Drs. Henrietta Dulai and Eric Attias, UH Mānoa

The ‘Ike Wai project is a multi-disciplinary research project within the University of Hawaii system to study fresh-water flows in the Hawaiian Islands.  In the research for this two-part presentation, the project collected information on the spatial distribution of submarine groundwater discharge along the Kona coast in West Hawaii.  The first half of the talk will discuss nearshore groundwater discharging along the shoreline, which is often sourced outside of perceived aquifer boundaries.  The chemical fingerprints in water in the form of nutrients, dissolved inorganic and organic carbon, metals, and anthropogenic pollutants reflect the wide range of land use along groundwater flow lines from pristine to waste-water affected areas.  Another important finding is that nearshore groundwater discharge does not add up to the amount of water that is estimated to recharge in the aquifers.  An answer to this discrepancy is offered in the second part of the presentation.  Marine controlled-source electromagnetic (CSEM) imaging has revealed a novel transport mechanism of freshwater moving from onshore to offshore through a multilayer formation of water-saturated layered basalts.  CSEM models of the water column show multiple vertical freshwater plumes extending from the seafloor to the ocean surface.  These findings provide valuable information to elucidate hydrogeologic and oceanographic processes affecting biogeochemical cycles in coastal waters worldwide.

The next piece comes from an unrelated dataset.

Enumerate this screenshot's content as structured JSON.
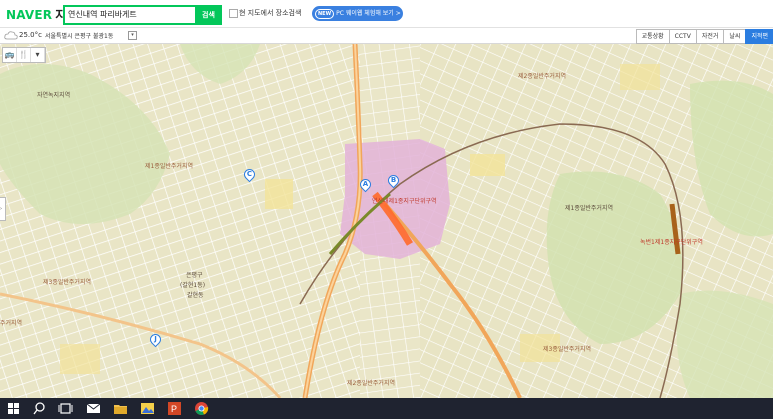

Dr. Henrietta Dulai is an Associate Professor at the Department of Earth Sciences, School of Ocean Earth Science and Technology, University of Hawaii and affiliate faculty at the Water Resources Research Center.  Dr. Dulai is a coastal hydrologist and geochemist and has been studying aquifers and coastal environments in Hawaii and other Pacific islands for over 10 years. Some major topics of interest are surface water-groundwater interactions in streams, ponds and coastline, tracing of human contaminants, as well as the effects of sea level rise on coastal hydrology and chemistry.

Dr. Eric Attias is a research affiliate faculty with the University of Hawaii at Mānoaʻs Hawaii Institute of Geophysics and Planetology.  Dr. Attias’s research focuses on marine electromagnetic methods to image various oceanic Earth structures such as subduction zones, mantle plumes, and offshore submarine freshwater.

Schedule and format:

5 p.m. start. There is less need to wait for people to trickle in after being delayed in traffic, so we’re starting on time.  The Zoom meeting room will be open at least 10 minutes beforehand.

Pupus: as we will be virtual, feel free to have your own drinks and pupus. Please mute your microphone when crunching on chips!